Next, there is Rahab, who was called "the harlot," who assisted with Joshua's invasion of the promised land (Matthew. 1:5, Joshua 2). Matthew also says the line of Jesus came through this woman.
Then there is Ruth, the great-grandmother of King David who in her time was said to have seduced her future husband, Boaz, with the aid of much wine. When Boaz woke up to discover Ruth in his bed, he covered her with his blanket and proceeded to do the honorable thing by marrying her (Matthew 1:5, Ruth 3). The hereditary background of Jesus includes Ruth, according to Matthew.
Finally, there was "Uriah's Wife," Bathsheba, who was first King David's adulterous lover and eventually, after David arranged for the death of her husband, his wife (one among many). She was also the mother of the heirs of David's throne, including King Solomon. Bathsheba, an adulterer, is thus a major player in the line of Judah's kings and Jesus' ancestry (Matthew 1:6, II Samuel 11).
One wonders what he means to imply about Mary, who is the fifth woman mentioned in his genealogy.
Over and over again, Matthew grounds his story of Jesus' birth in the presumed expectation of the Hebrew Scriptures. When he comes to the story of Jesus' miraculous birth, his proof text appears to be Isaiah 7:14. It is a familiar text that reads, "Behold, a virgin shall conceive and bear a son and shall call his name Immanuel." Clearly, Matthew developed his story under the influence of that text.

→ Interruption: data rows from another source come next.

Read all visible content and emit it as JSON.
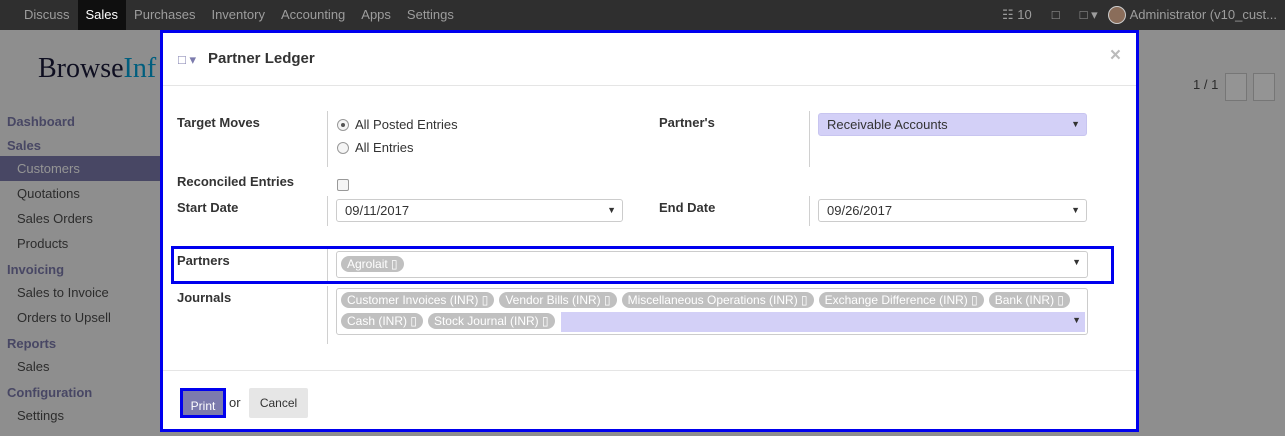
{
  "navbar": {
    "menu": [
      "Discuss",
      "Sales",
      "Purchases",
      "Inventory",
      "Accounting",
      "Apps",
      "Settings"
    ],
    "active": "Sales",
    "message_count": "10",
    "user": "Administrator (v10_cust..."
  },
  "background": {
    "logo_left": "Browse",
    "logo_right": "Inf",
    "pager": "1 / 1",
    "sidebar": [
      {
        "type": "head",
        "label": "Dashboard"
      },
      {
        "type": "head",
        "label": "Sales"
      },
      {
        "type": "item",
        "label": "Customers",
        "selected": true
      },
      {
        "type": "item",
        "label": "Quotations"
      },
      {
        "type": "item",
        "label": "Sales Orders"
      },
      {
        "type": "item",
        "label": "Products"
      },
      {
        "type": "head",
        "label": "Invoicing"
      },
      {
        "type": "item",
        "label": "Sales to Invoice"
      },
      {
        "type": "item",
        "label": "Orders to Upsell"
      },
      {
        "type": "head",
        "label": "Reports"
      },
      {
        "type": "item",
        "label": "Sales"
      },
      {
        "type": "head",
        "label": "Configuration"
      },
      {
        "type": "item",
        "label": "Settings"
      }
    ]
  },
  "dialog": {
    "title": "Partner Ledger",
    "close": "×",
    "target_moves": {
      "label": "Target Moves",
      "options": [
        {
          "label": "All Posted Entries",
          "checked": true
        },
        {
          "label": "All Entries",
          "checked": false
        }
      ]
    },
    "partners_type": {
      "label": "Partner's",
      "value": "Receivable Accounts"
    },
    "reconciled": {
      "label": "Reconciled Entries",
      "checked": false
    },
    "start_date": {
      "label": "Start Date",
      "value": "09/11/2017"
    },
    "end_date": {
      "label": "End Date",
      "value": "09/26/2017"
    },
    "partners": {
      "label": "Partners",
      "tags": [
        "Agrolait"
      ]
    },
    "journals": {
      "label": "Journals",
      "row1": [
        "Customer Invoices (INR)",
        "Vendor Bills (INR)",
        "Miscellaneous Operations (INR)",
        "Exchange Difference (INR)",
        "Bank (INR)"
      ],
      "row2": [
        "Cash (INR)",
        "Stock Journal (INR)"
      ]
    },
    "print_label": "Print",
    "or_label": "or",
    "cancel_label": "Cancel"
  }
}
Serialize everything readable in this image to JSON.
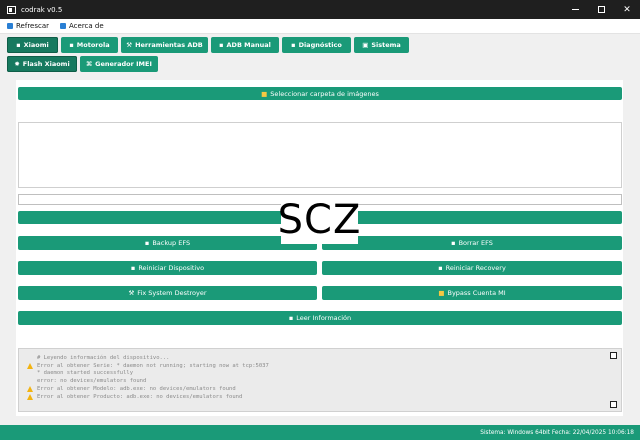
{
  "window": {
    "title": "codrak v0.5"
  },
  "menu": [
    {
      "label": "Refrescar",
      "icon": "refresh-icon"
    },
    {
      "label": "Acerca de",
      "icon": "info-icon"
    }
  ],
  "tabs_main": [
    {
      "label": "Xiaomi",
      "icon": "xiaomi-icon"
    },
    {
      "label": "Motorola",
      "icon": "motorola-icon"
    },
    {
      "label": "Herramientas ADB",
      "icon": "tools-icon"
    },
    {
      "label": "ADB Manual",
      "icon": "manual-icon"
    },
    {
      "label": "Diagnóstico",
      "icon": "diagnostic-icon"
    },
    {
      "label": "Sistema",
      "icon": "system-icon"
    }
  ],
  "tabs_sub": [
    {
      "label": "Flash Xiaomi",
      "icon": "flash-icon"
    },
    {
      "label": "Generador IMEI",
      "icon": "imei-icon"
    }
  ],
  "actions": {
    "select_folder": "Seleccionar carpeta de imágenes",
    "backup_efs": "Backup EFS",
    "borrar_efs": "Borrar EFS",
    "reiniciar_dispositivo": "Reiniciar Dispositivo",
    "reiniciar_recovery": "Reiniciar Recovery",
    "fix_system": "Fix System Destroyer",
    "bypass_mi": "Bypass Cuenta MI",
    "leer_info": "Leer Información"
  },
  "watermark": "SCZ",
  "log": [
    {
      "level": "info",
      "text": "# Leyendo información del dispositivo..."
    },
    {
      "level": "warn",
      "text": "Error al obtener Serie: * daemon not running; starting now at tcp:5037"
    },
    {
      "level": "info",
      "text": "* daemon started successfully"
    },
    {
      "level": "info",
      "text": "error: no devices/emulators found"
    },
    {
      "level": "warn",
      "text": "Error al obtener Modelo: adb.exe: no devices/emulators found"
    },
    {
      "level": "warn",
      "text": "Error al obtener Producto: adb.exe: no devices/emulators found"
    }
  ],
  "status": {
    "text": "Sistema: Windows 64bit  Fecha: 22/04/2025 10:06:18"
  }
}
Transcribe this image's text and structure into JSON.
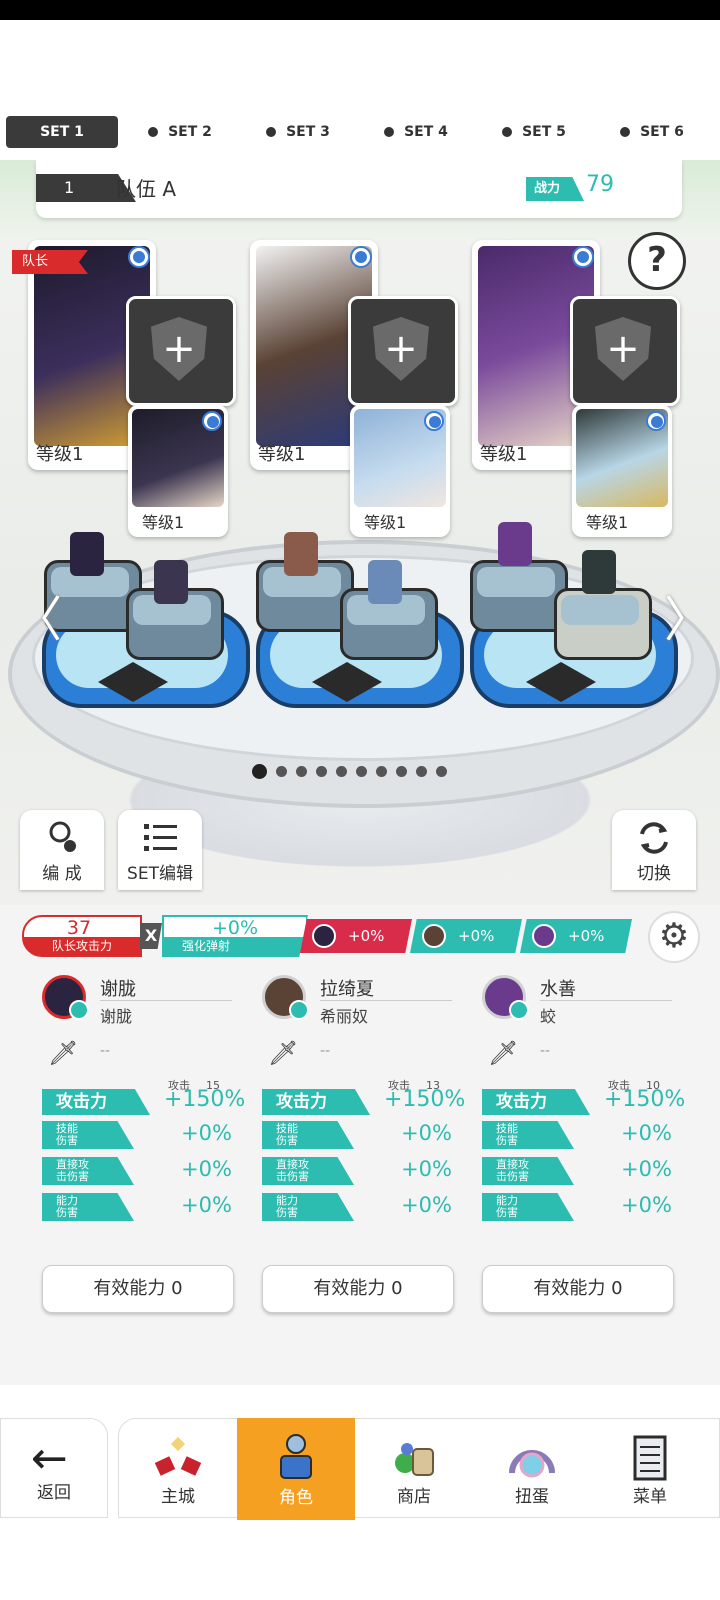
{
  "set_tabs": [
    "SET 1",
    "SET 2",
    "SET 3",
    "SET 4",
    "SET 5",
    "SET 6"
  ],
  "team": {
    "number": "1",
    "name": "队伍 A",
    "power_label": "战力",
    "power_value": "79"
  },
  "help_label": "?",
  "cards": [
    {
      "level": "等级1",
      "sub_level": "等级1",
      "leader": "队长",
      "art": "#2a2440",
      "sub_art": "#3b3550"
    },
    {
      "level": "等级1",
      "sub_level": "等级1",
      "art": "#5a4235",
      "sub_art": "#8fb2d8"
    },
    {
      "level": "等级1",
      "sub_level": "等级1",
      "art": "#6a3a8c",
      "sub_art": "#b8d6e6"
    }
  ],
  "arrows": {
    "left": "〈",
    "right": "〉"
  },
  "pager": {
    "total": 10,
    "active": 0
  },
  "buttons": {
    "compose": "编 成",
    "set_edit": "SET编辑",
    "switch": "切换"
  },
  "bonus": {
    "leader_attack_value": "37",
    "leader_attack_label": "队长攻击力",
    "multiply": "X",
    "enhance_value": "+0%",
    "enhance_label": "强化弹射",
    "hero_bonus": [
      "+0%",
      "+0%",
      "+0%"
    ]
  },
  "heroes": [
    {
      "name": "谢胧",
      "sub": "谢胧",
      "equip": "--",
      "atk_label": "攻击力",
      "atk_small_label": "攻击",
      "atk_small_value": "15",
      "atk_value": "+150%",
      "stats": [
        {
          "label": "技能\n伤害",
          "value": "+0%"
        },
        {
          "label": "直接攻\n击伤害",
          "value": "+0%"
        },
        {
          "label": "能力\n伤害",
          "value": "+0%"
        }
      ],
      "effective": "有效能力 0",
      "avatar_color": "#2a2440"
    },
    {
      "name": "拉绮夏",
      "sub": "希丽奴",
      "equip": "--",
      "atk_label": "攻击力",
      "atk_small_label": "攻击",
      "atk_small_value": "13",
      "atk_value": "+150%",
      "stats": [
        {
          "label": "技能\n伤害",
          "value": "+0%"
        },
        {
          "label": "直接攻\n击伤害",
          "value": "+0%"
        },
        {
          "label": "能力\n伤害",
          "value": "+0%"
        }
      ],
      "effective": "有效能力 0",
      "avatar_color": "#5a4235"
    },
    {
      "name": "水善",
      "sub": "蛟",
      "equip": "--",
      "atk_label": "攻击力",
      "atk_small_label": "攻击",
      "atk_small_value": "10",
      "atk_value": "+150%",
      "stats": [
        {
          "label": "技能\n伤害",
          "value": "+0%"
        },
        {
          "label": "直接攻\n击伤害",
          "value": "+0%"
        },
        {
          "label": "能力\n伤害",
          "value": "+0%"
        }
      ],
      "effective": "有效能力 0",
      "avatar_color": "#6a3a8c"
    }
  ],
  "nav": {
    "back": "返回",
    "items": [
      "主城",
      "角色",
      "商店",
      "扭蛋",
      "菜单"
    ],
    "active": 1
  },
  "colors": {
    "accent": "#2dbcb0",
    "leader_red": "#d92b2b",
    "nav_active": "#f5a020"
  }
}
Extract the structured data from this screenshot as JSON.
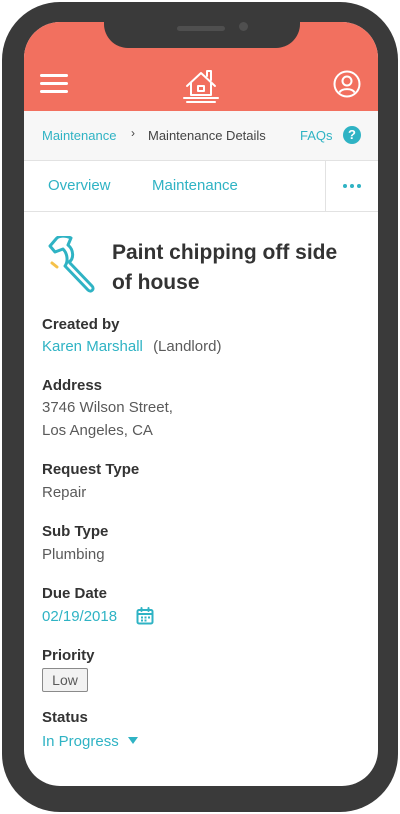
{
  "header": {
    "menu_icon": "hamburger-menu-icon",
    "logo_icon": "house-logo-icon",
    "profile_icon": "user-profile-icon",
    "color": "#f2705f"
  },
  "breadcrumb": {
    "parent": "Maintenance",
    "separator": "›",
    "current": "Maintenance Details",
    "faq_label": "FAQs",
    "faq_icon": "?"
  },
  "tabs": {
    "items": [
      "Overview",
      "Maintenance"
    ],
    "more_icon": "more-dots-icon"
  },
  "request": {
    "title": "Paint chipping off side of house",
    "icon": "wrench-icon",
    "fields": {
      "created_by_label": "Created by",
      "created_by_name": "Karen Marshall",
      "created_by_role": "(Landlord)",
      "address_label": "Address",
      "address_line1": "3746 Wilson Street,",
      "address_line2": "Los Angeles, CA",
      "request_type_label": "Request Type",
      "request_type": "Repair",
      "sub_type_label": "Sub Type",
      "sub_type": "Plumbing",
      "due_date_label": "Due Date",
      "due_date": "02/19/2018",
      "priority_label": "Priority",
      "priority": "Low",
      "status_label": "Status",
      "status": "In Progress"
    }
  },
  "colors": {
    "accent": "#2fb3c4",
    "header": "#f2705f",
    "frame": "#3a3a3a"
  }
}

This text, however, has two problems. First, Matthew did not apparently read Hebrew, so he quoted this text from a Greek translation. If he had gone to the Hebrew original, he would have discovered that the word "virgin" is not in the book of Isaiah. Isaiah used the Hebrew word almah, which simply means "young woman." He did not use the word betulah, which means virgin. Isaiah's text announces that the woman is with child, which hardly qualifies her to be a virgin. When Isaiah was translated into Greek, the translators rendered almah with the Greek word parthenos. Only in that Greek word does the hint of virginity enter the text.
The second problem with this text is that when Isaiah wrote it, the city of Jerusalem was under siege from the combined armies of the Northern Kingdom and Syria. Isaiah suggested that the birth of this child would be a sign to the king of Judah that his nation would not fall to these enemies whom Isaiah described as "the tails of two smoking firebrands." A reference to a child born 800 years later would hardly have been relevant to that crisis.
Clearly, the prophet was not referring to either Jesus' birth or to some future messiah's birth.
There are still other problems connected with the stories of Jesus' birth, but these are sufficient to raise significant questions about their historicity--an issue I believe Christians must face. When one adds to that the fact that virgin birth stories were common in the Mediterranean world as part of the mythology of the first century, other concerns surface. A second-century Christian critic named Celsus articulated this concern when he wrote: "Do you think all the other stories are legends, but that your story of Jesus alone is noble and convincing?"
If the biblical stories we identify with Christmas are not history, then what are they? And what do they mean? Why did these stories become so powerful in shaping the Christian world? What are the story writers trying to communicate about God, about Jesus, about human life itself? Those will be the questions I intend to address in this column as the Christmas season unfolds.